Cost: ₩55,000 for Saturday classes (₩65,000 for weekday classes)
Directions: Anguk Station, Line 3, Exit 4
If you like sports, check out a basketball game in Jamsil. We went with a Meetup.com group and got free tickets but seats are cheap regardless and you can BYOB and snacks. The game was entertaining even for me, a non-sports fan. I mostly paid attention to the dancing cheerleaders and mascots!
Cost: ₩20,000 for floor seats, tickets get cheaper farther away from the court
Directions: Sports Complex Station, Line 2

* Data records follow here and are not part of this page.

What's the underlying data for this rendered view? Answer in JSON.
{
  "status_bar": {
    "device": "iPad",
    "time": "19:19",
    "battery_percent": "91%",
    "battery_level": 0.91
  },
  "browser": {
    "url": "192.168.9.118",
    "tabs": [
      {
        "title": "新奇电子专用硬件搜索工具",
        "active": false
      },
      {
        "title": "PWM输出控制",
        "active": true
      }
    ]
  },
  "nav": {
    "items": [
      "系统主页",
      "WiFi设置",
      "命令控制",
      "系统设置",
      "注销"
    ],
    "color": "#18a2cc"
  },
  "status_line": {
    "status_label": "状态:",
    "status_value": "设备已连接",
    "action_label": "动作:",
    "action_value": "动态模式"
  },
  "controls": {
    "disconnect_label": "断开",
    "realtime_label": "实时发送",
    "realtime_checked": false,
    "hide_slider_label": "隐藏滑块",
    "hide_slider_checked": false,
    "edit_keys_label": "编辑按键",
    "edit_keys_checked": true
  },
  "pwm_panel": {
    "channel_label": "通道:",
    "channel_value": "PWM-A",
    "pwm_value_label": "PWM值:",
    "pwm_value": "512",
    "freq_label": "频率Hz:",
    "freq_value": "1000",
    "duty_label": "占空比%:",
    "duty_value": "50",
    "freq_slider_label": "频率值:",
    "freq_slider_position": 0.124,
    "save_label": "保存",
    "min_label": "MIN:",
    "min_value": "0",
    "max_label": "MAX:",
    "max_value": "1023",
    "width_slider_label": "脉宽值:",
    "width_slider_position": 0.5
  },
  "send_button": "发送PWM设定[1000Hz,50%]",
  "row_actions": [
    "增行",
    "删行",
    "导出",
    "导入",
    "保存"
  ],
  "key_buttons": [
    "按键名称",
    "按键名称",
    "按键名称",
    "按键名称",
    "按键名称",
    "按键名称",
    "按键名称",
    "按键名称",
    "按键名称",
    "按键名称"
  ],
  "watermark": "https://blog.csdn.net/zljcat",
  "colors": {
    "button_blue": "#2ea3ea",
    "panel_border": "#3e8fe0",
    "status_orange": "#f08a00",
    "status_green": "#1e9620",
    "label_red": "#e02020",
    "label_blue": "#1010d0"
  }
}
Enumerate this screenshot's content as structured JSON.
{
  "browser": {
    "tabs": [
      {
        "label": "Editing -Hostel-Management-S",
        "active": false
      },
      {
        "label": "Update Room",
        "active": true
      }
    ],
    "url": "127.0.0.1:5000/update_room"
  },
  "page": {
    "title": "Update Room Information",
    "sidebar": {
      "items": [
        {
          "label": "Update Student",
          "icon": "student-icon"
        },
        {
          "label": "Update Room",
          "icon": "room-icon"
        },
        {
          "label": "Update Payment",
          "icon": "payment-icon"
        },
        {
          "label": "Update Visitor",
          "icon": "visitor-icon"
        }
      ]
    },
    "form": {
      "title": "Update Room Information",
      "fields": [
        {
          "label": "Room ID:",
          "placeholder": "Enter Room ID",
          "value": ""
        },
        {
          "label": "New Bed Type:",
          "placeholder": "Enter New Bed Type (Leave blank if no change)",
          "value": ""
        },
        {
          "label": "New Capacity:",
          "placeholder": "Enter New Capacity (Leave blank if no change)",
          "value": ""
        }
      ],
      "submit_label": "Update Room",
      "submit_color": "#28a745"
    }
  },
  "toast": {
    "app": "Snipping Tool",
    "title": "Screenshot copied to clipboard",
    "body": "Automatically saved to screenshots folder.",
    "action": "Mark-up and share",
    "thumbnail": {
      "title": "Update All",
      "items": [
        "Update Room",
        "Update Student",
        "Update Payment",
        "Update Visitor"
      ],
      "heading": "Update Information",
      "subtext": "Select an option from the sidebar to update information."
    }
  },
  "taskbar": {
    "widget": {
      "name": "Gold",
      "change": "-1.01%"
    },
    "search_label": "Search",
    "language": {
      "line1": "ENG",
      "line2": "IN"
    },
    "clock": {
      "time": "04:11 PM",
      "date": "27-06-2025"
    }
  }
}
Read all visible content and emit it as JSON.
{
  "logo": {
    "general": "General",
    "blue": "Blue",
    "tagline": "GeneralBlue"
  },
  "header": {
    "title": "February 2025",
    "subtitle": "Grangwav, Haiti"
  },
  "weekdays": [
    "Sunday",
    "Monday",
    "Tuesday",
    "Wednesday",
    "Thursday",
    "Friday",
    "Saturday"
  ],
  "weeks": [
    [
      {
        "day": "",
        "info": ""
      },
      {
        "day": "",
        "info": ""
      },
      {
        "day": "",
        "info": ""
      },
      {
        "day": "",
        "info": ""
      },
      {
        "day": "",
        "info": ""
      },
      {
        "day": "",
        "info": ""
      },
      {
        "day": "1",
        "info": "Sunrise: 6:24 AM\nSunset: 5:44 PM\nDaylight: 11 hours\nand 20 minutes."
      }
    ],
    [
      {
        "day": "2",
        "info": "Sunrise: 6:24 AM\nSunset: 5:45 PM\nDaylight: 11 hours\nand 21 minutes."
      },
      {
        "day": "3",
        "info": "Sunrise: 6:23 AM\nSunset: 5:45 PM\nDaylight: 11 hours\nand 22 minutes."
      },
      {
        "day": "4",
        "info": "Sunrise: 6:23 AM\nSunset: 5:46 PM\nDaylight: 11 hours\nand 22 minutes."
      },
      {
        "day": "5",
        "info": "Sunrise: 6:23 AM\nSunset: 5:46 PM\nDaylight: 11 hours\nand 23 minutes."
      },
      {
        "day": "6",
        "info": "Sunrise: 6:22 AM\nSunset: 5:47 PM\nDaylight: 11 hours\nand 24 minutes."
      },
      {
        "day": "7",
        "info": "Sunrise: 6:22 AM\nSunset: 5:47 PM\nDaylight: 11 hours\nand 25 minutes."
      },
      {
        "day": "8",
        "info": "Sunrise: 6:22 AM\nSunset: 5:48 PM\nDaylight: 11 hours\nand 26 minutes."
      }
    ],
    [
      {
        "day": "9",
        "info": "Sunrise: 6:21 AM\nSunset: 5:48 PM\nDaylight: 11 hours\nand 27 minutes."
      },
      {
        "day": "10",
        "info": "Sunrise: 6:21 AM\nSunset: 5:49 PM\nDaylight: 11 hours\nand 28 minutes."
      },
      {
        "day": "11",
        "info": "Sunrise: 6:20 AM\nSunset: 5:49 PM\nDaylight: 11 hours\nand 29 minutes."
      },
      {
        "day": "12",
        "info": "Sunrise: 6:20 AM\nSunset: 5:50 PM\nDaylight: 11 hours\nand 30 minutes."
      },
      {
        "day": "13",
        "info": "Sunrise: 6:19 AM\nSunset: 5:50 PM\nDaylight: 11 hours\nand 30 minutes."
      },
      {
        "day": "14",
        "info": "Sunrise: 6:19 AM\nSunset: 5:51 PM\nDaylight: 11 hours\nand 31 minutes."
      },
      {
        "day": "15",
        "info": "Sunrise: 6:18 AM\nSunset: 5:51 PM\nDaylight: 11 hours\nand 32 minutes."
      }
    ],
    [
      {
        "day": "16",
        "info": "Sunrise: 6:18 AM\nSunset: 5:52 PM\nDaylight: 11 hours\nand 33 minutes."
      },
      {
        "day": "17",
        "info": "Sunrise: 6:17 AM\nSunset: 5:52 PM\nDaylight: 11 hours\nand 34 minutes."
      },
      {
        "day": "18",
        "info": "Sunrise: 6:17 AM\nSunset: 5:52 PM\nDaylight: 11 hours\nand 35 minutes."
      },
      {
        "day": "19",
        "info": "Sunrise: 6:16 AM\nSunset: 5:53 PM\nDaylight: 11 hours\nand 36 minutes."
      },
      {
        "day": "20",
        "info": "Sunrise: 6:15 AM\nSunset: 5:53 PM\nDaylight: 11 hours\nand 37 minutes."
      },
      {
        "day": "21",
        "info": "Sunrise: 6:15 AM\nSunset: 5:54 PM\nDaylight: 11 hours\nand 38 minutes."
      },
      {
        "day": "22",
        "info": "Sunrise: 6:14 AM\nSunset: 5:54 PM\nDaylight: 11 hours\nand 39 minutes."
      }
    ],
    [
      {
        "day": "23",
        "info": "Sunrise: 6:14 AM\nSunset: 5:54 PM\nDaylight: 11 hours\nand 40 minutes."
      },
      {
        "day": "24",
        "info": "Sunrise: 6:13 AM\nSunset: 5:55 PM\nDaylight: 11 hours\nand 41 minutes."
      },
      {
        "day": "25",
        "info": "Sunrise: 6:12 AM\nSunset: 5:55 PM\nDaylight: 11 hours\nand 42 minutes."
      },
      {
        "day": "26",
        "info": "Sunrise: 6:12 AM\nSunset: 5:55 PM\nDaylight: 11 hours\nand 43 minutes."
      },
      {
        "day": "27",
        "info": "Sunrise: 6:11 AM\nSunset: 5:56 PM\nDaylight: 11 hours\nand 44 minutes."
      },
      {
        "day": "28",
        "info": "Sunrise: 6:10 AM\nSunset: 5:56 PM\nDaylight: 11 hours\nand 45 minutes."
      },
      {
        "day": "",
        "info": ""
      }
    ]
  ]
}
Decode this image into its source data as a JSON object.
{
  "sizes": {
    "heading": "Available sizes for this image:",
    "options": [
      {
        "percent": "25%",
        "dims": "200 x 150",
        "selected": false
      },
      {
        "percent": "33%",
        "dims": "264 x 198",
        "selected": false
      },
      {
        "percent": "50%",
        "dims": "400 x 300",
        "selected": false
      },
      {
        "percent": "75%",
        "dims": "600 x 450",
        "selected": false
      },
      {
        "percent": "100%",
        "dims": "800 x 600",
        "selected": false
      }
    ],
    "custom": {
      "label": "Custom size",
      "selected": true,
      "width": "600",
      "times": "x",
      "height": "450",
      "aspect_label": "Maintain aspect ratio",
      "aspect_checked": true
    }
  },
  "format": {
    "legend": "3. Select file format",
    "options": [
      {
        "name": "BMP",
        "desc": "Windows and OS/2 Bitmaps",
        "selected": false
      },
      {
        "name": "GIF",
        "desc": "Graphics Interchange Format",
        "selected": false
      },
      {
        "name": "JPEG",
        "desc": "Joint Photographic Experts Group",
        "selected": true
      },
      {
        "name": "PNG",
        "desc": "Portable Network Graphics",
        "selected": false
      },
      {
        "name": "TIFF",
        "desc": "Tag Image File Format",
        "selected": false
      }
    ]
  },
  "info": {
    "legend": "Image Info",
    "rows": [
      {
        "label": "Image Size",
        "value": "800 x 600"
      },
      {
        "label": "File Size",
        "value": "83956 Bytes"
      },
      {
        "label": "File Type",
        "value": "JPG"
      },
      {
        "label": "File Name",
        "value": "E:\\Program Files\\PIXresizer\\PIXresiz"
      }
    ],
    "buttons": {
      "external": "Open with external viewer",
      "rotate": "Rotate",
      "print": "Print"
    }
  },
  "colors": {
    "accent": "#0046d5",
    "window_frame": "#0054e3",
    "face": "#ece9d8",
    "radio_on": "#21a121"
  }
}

NANTA is a (mostly) non-verbal rhythm and comedy show with some audience participation thrown in. The plot revolves around three cooks who must prepare a wedding feast while teaching the boss’s nephew how to cook as well. It was highly entertaining and enjoyable. While you’re in Myeongdong, shop at stores like H&M and Forever 21 and eat at my favorite Indian restaurant, Om Dristi.
Cost: ₩40,000-60,000 but there are always discounts going on
Directions: Myeongdong Station, Line 4, Exit 6
Normally costs 40,000-60,000 won
Lotte World is Seoul’s semi-indoor amusement park and there are enough attractions to keep you occupied all day long! Inside the park, buy a cute Minnie Mouse headband, watch the laser show and parades, and enjoy rides and roller coasters. Outside the park there is an ice skating rink, folk museum, shooting range, bowling alley, arcade, and various restaurants and stores.
Cost: ₩38,000 or ₩31,000 after 4pm
Directions: Jamsil Station, Lines 2 & 8
This is where my boyfriend and I went last Valentine’s Day and it was a great date. I loved the cheesiness of the Teddy Bear Museum but it was also educational. It was divided into two parts: Past and Present. The Past section told the story of Korea’s history through scenes set up with moving teddy bears (building the palaces, traditional royal weddings, enthronement of King Gojong, etc.). The Present section showed different parts of Seoul that are popular today (Myeongdong, Children’s Grand Park, NANTA, etc.). There were also giant teddy bears to pose with and even interactive TV screens where you could take a photo of you in a teddy bear scene. From the observatory at the top of the tower you can see all of Seoul. I liked how they had all the world cities and the distance to them from Seoul on the windows. You can also use “Korea’s highest sky bathrooms” while you’re up there! Don’t forget to bring a padlock to add to the “love locks” outside the tower.
Cost: ₩12,000 for the combo museum/tower ticket
Directions: There are various ways to get there, see the website below. We took a bus from Itaewon Station, Line 6.
Websites for N Seoul Tower and the Teddy Bear Museum
Seoul has so many theme cafes and they are a cheap way to spend a winter afternoon. I have been to a cat cafe in Gangnam and two in Seohyeon, Bundang as well as Dr. Fish in Gangnam and the Bird Flying Tea Shop in Insadong. Check out the links for more info. All are around ₩8,000 including drinks and snacks!